A new analysis of data from 2016 shows that health care spending, while still on the rise, is not growing as quickly as it had in the first years after the launch of the Affordable Care Act, in 2014 and 2015.
Health care spending grew 1.5 percentage points faster than U.S. gross domestic product, and health spending grew to 17.9 percent of U.S. GDP in 2016, up from 17.7 percent in 2015.
This is all sorted out in a new AMA report that breaks down how the U.S. spent $3.3 trillion on health in 2016, where it was spent and who paid for it.
That $3.3 trillion, which amounts to $10,348 per capita, represents a 4.3 percent increase from 2015. The increase is also lower than the 5.8 percent growth that occurred in 2015 and 5.1 percent growth in 2014.

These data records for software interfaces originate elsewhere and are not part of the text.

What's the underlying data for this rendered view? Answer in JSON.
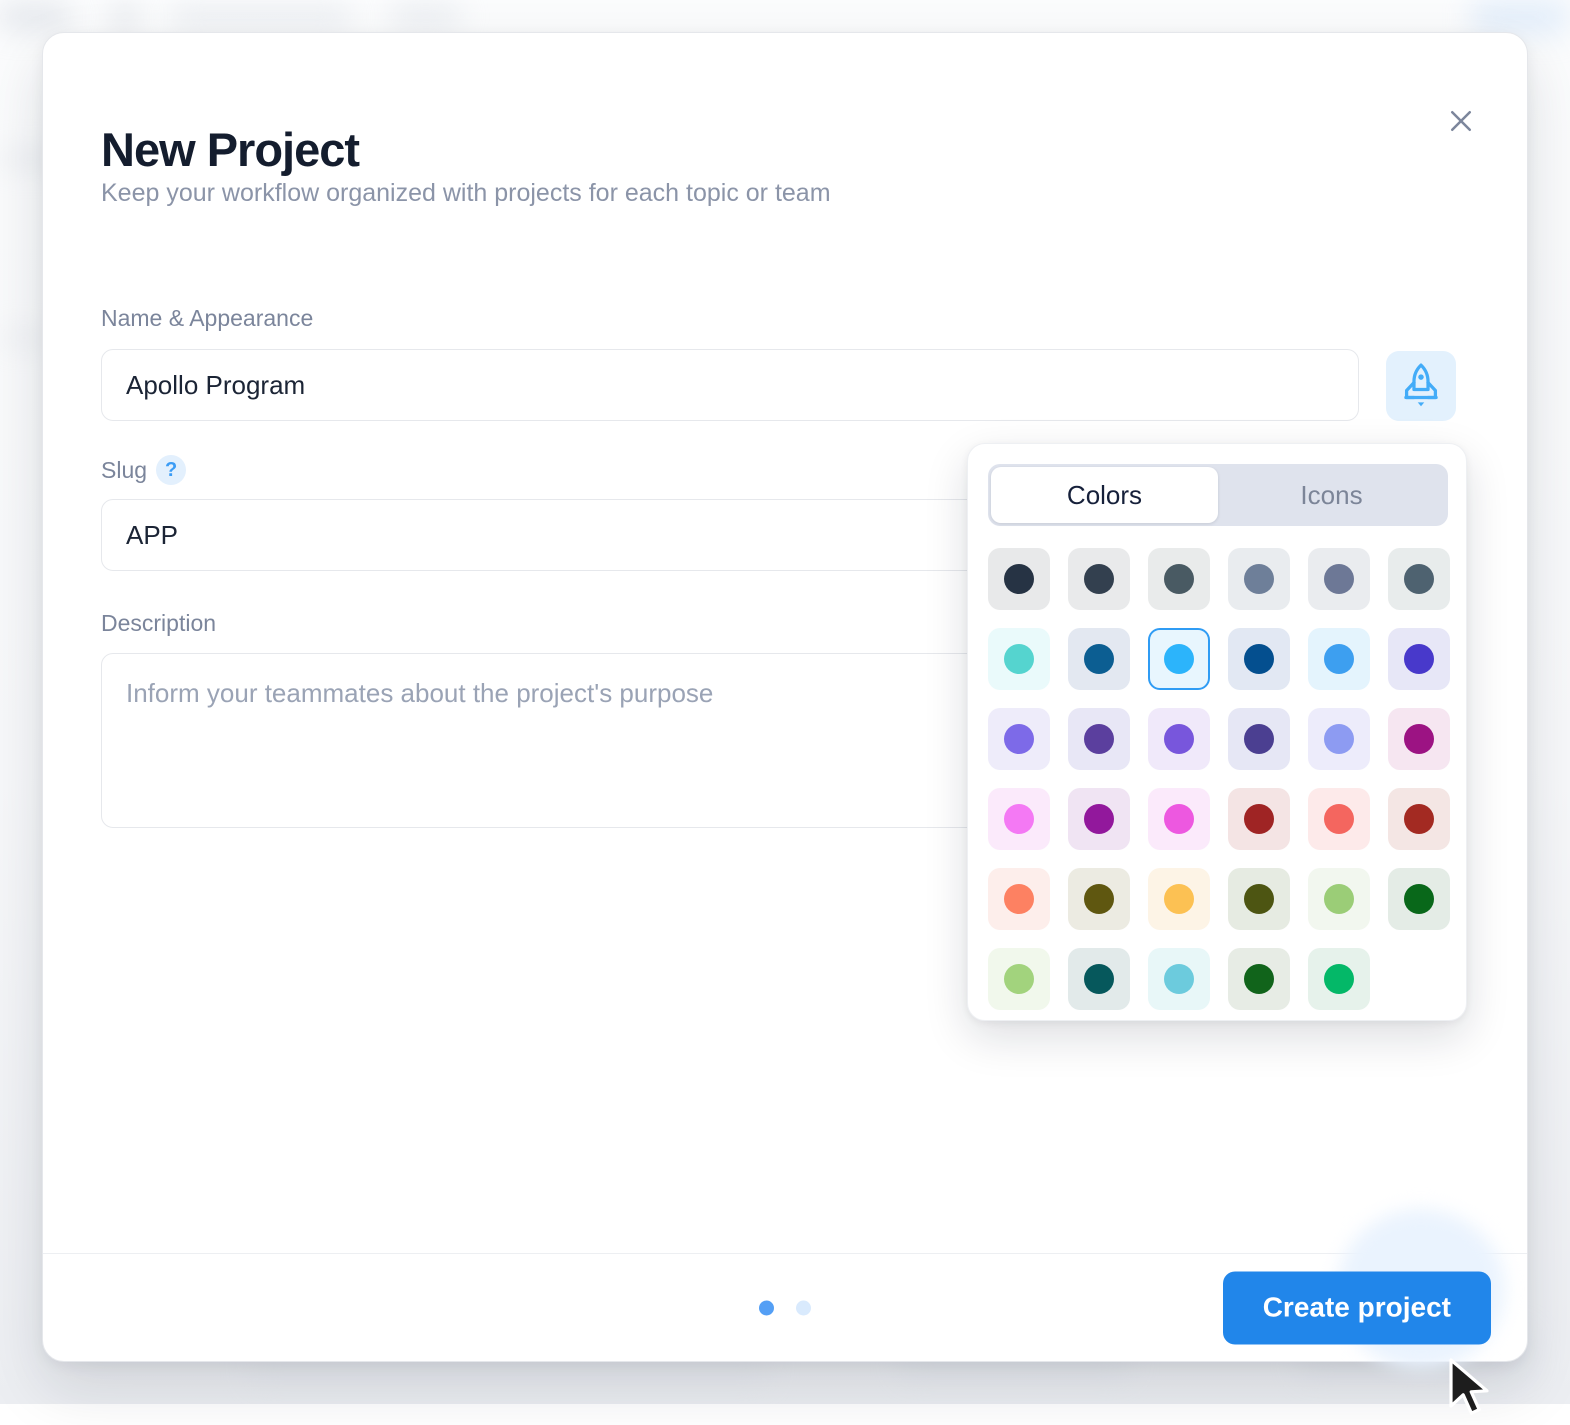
{
  "modal": {
    "title": "New Project",
    "subtitle": "Keep your workflow organized with projects for each topic or team",
    "close_icon": "close-icon"
  },
  "form": {
    "name": {
      "label": "Name & Appearance",
      "value": "Apollo Program",
      "placeholder": ""
    },
    "slug": {
      "label": "Slug",
      "help_glyph": "?",
      "value": "APP",
      "placeholder": ""
    },
    "description": {
      "label": "Description",
      "value": "",
      "placeholder": "Inform your teammates about the project's purpose"
    },
    "appearance_button": {
      "icon": "rocket-icon",
      "background": "#e3f1fd",
      "color": "#43acf8"
    }
  },
  "popover": {
    "tabs": [
      {
        "label": "Colors",
        "active": true
      },
      {
        "label": "Icons",
        "active": false
      }
    ],
    "selected_color": "#2cb4fb",
    "selection_ring": "#2f9cf4",
    "colors": [
      {
        "dot": "#263344",
        "bg": "#e8e9ea",
        "selected": false
      },
      {
        "dot": "#33404f",
        "bg": "#e9eaeb",
        "selected": false
      },
      {
        "dot": "#495a63",
        "bg": "#e9ebeb",
        "selected": false
      },
      {
        "dot": "#6e7f99",
        "bg": "#e9ecef",
        "selected": false
      },
      {
        "dot": "#6d7896",
        "bg": "#eaecef",
        "selected": false
      },
      {
        "dot": "#4e6270",
        "bg": "#e8ecec",
        "selected": false
      },
      {
        "dot": "#55d4cf",
        "bg": "#eafafb",
        "selected": false
      },
      {
        "dot": "#0c5e92",
        "bg": "#e3e8f1",
        "selected": false
      },
      {
        "dot": "#2cb4fb",
        "bg": "#e8f6fe",
        "selected": true
      },
      {
        "dot": "#044f8f",
        "bg": "#e2e8f3",
        "selected": false
      },
      {
        "dot": "#3d9ff0",
        "bg": "#e4f4fd",
        "selected": false
      },
      {
        "dot": "#4839cb",
        "bg": "#e7e7f7",
        "selected": false
      },
      {
        "dot": "#7d6ae8",
        "bg": "#eeecfa",
        "selected": false
      },
      {
        "dot": "#5b3f9e",
        "bg": "#e8e7f6",
        "selected": false
      },
      {
        "dot": "#7856dc",
        "bg": "#f0e9fa",
        "selected": false
      },
      {
        "dot": "#4b3f91",
        "bg": "#e6e7f5",
        "selected": false
      },
      {
        "dot": "#8d9bf2",
        "bg": "#edecfb",
        "selected": false
      },
      {
        "dot": "#9c1383",
        "bg": "#f6e6f1",
        "selected": false
      },
      {
        "dot": "#f479f4",
        "bg": "#fbeafb",
        "selected": false
      },
      {
        "dot": "#92189c",
        "bg": "#f0e4f3",
        "selected": false
      },
      {
        "dot": "#ed58e0",
        "bg": "#fbeafb",
        "selected": false
      },
      {
        "dot": "#9f2424",
        "bg": "#f4e4e4",
        "selected": false
      },
      {
        "dot": "#f4665f",
        "bg": "#fdeaea",
        "selected": false
      },
      {
        "dot": "#a32a22",
        "bg": "#f4e6e4",
        "selected": false
      },
      {
        "dot": "#fd8162",
        "bg": "#fdeeeb",
        "selected": false
      },
      {
        "dot": "#5f5710",
        "bg": "#ecebe2",
        "selected": false
      },
      {
        "dot": "#fcc153",
        "bg": "#fdf4e6",
        "selected": false
      },
      {
        "dot": "#4d5512",
        "bg": "#e6ebe2",
        "selected": false
      },
      {
        "dot": "#9bcd77",
        "bg": "#f2f7ef",
        "selected": false
      },
      {
        "dot": "#09681a",
        "bg": "#e4ece6",
        "selected": false
      },
      {
        "dot": "#a2d37d",
        "bg": "#f1f8ec",
        "selected": false
      },
      {
        "dot": "#06585c",
        "bg": "#e2eaea",
        "selected": false
      },
      {
        "dot": "#6ccbdd",
        "bg": "#e8f7f8",
        "selected": false
      },
      {
        "dot": "#11641b",
        "bg": "#e7ece5",
        "selected": false
      },
      {
        "dot": "#04b868",
        "bg": "#e6f2eb",
        "selected": false
      }
    ]
  },
  "footer": {
    "dots": [
      {
        "active": true
      },
      {
        "active": false
      }
    ],
    "create_label": "Create project",
    "create_color": "#2186ea"
  }
}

The new AMA Policy Research Perspectives report, “National Health Expenditures, 2016: Annual Spending Growth on the Downswing,” is based on Centers for Medicare & Medicaid Services (CMS) data that was released in December 2017 and included revised estimates for data from previous years.
“The deceleration in spending occurred almost across the board for many types of health care services and in many programs,” the report states. “This can be attributed to the leveling off of spending growth in 2016 after relatively high growth rates during the implementation of the Affordable Care Act in 2014 and 2015.”
The report notes that more than $2.8 trillion was spent on personal health care in 2016, which accounted for 84.9 percent of total health spending. This included more than $1.08 trillion for hospital care, which accounted for 32.4 percent of total health spending.
Other segments of personal health spending include:
- Physician services: $521.7 billion
- Prescription drugs: $328.6 billion
- Services received in nursing care facilities: $162.7 billion
- Clinical services: $143.2 billion
That last category includes outpatient services such as family planning, kidney dialysis, mental health and substance-use disorder treatment, surgery and emergency care, HMO medical, and other not-already-categorized outpatient care centers.
The report notes that these spending shares are similar to what was observed in 2015 and that this distribution has remained relatively stable over the past 25 years—except for prescription drugs, which accounted 5.6 percent of total health spending in 1990, but has remained above 9 percent since 2001.
In November 2016, the AMA launched TruthinRx.org, a grassroots initiative with the goal of collecting patient stories about how rising drug prices are affecting their lives. The Patients Action Network has made drug price transparency one of its top issues.
Spending for physician services grew an average of 3.8 percent a year over the 10 year period ending in 2016, the lowest among the large personal health spending categories. The 4.6-percent growth rate in 2016 was a deceleration from 5.4 percent growth in 2015.
The report explains that similar deceleration occurred with hospital-services spending, and both were the result of the leveling off in spending in 2016 after increased utilization was seen with the implementation of the Affordable Care Act (ACA) in 2014 and 2015.
Since 1977, the largest share of health spending was paid through private health insurance, accounting for more than $1.12 trillion (33.7 percent) in 2016. Private health insurance grew by 5.1 percent in 2016, more slowly than 6.9 percent in 2015 and 5.7 percent in 2014. This is partly because enrollment in 2016 increased by only 0.1 percent (compared with 2.7 percent in 2014 and 1.8 percent 2015).
Medicare was the second-highest payer, accounting for $672.1 billion (20.1 percent) of 2016 health spending. This represents a deceleration to a 3.6-percent growth rate from 4.8 percent in 2015.
Medicaid, the third-highest payer, grew by 3.9 percent and accounted for $565.5 billion (16.9 percent) of 2016 health spending.
Out-of-pocket spending share has been on a steady decline for 50 years. But the $352.5 billion in 2016 out-of-pocket spending accounted for 10.6 percent of health care payments and represented a growth rate of about 4 percent.
Across all programs, the federal government was the largest financer of health spending, shelling out $944.1 billion for 28.3 percent of the bill. Households were next, paying $938.8 billion or 28.1 percent of the tab; followed by private businesses, $664.6 billion (19.9 percent); and state and local governments, $564.5 billion (16.9 percent).